Los Angeles — A federal judge in Boston on Thursday ruled a key element of the Defense of Marriage Act unconstitutional, saying it violates the Equal Protection Clause and interferes with a state’s right to define marriage.
Gay rights advocates hailed the rulings as important steps toward striking down the law, which they say discriminates against their sexual orientation. Opponents denounced it as judicial activism.
The 1996 law prohibits the federal government from recognizing same-sex marriages, depriving gay spouses of federal benefits such as health care and tax breaks that their heterosexual counterparts receive.
In two separate cases, plaintiffs argued that the law unfairly discriminated against gay spouses, even in states where their marriages are legal.
The rulings by U.S. District Judge Joseph Tauro deal only with the law as it affects Massachusetts residents. But they could eventually help secure federal benefits for other gay spouses in states where such marriages are legal, as well as for the estimated 16,000 gay couples who wed in California in 2008.
Massachusetts Attorney General Martha Coakley had argued in a lawsuit that the law, known as DOMA, was forcing her state to discriminate against its own citizens.
Tauro agreed, saying the act “plainly encroaches” on a state’s right to define marriage.
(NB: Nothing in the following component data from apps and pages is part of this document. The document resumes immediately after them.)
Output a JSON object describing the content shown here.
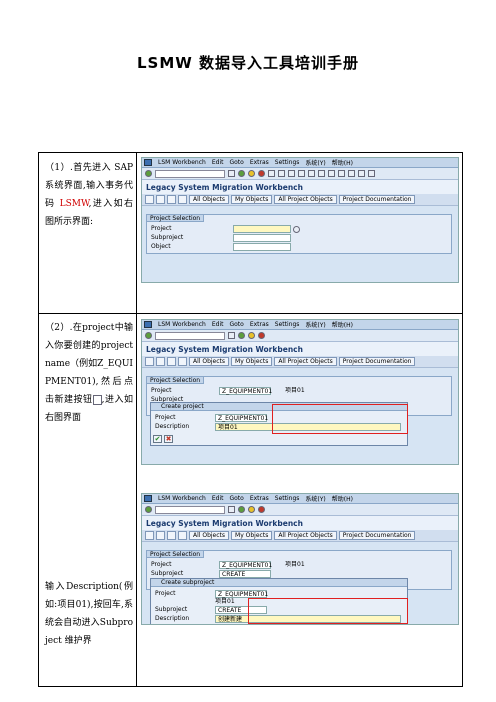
{
  "title": "LSMW 数据导入工具培训手册",
  "steps": [
    {
      "text_a": "（1）.首先进入 SAP 系统界面,输入事务代码 ",
      "tcode": "LSMW",
      "text_b": ",进入如右图所示界面:"
    },
    {
      "text_a": "（2）.在project中输入你要创建的project name（例如Z_EQUIPMENT01),然后点击新建按钮",
      "text_b": ",进入如右图界面"
    },
    {
      "text_a": "输入Description(例如:项目01),按回车,系统会自动进入Subproject 维护界"
    }
  ],
  "sap": {
    "menu": [
      "LSM Workbench",
      "Edit",
      "Goto",
      "Extras",
      "Settings",
      "系统(Y)",
      "帮助(H)"
    ],
    "app_title": "Legacy System Migration Workbench",
    "buttons": [
      "All Objects",
      "My Objects",
      "All Project Objects",
      "Project Documentation"
    ],
    "group_title": "Project Selection",
    "labels": {
      "project": "Project",
      "subproject": "Subproject",
      "object": "Object",
      "description": "Description"
    },
    "values": {
      "project": "Z_EQUIPMENT01",
      "project_desc": "项目01",
      "subproject": "CREATE",
      "subproject_desc": "创建新建"
    },
    "dialogs": {
      "create_project": "Create project",
      "create_subproject": "Create subproject"
    }
  }
}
“Today’s landmark decision is an important step toward achieving equality for all married couples in Massachusetts and assuring that all of our citizens enjoy the same rights and protections under our Constitution,” Coakley said. “It is unconstitutional for the federal government to discriminate, as it does because of DOMA’s restrictive definition of marriage.”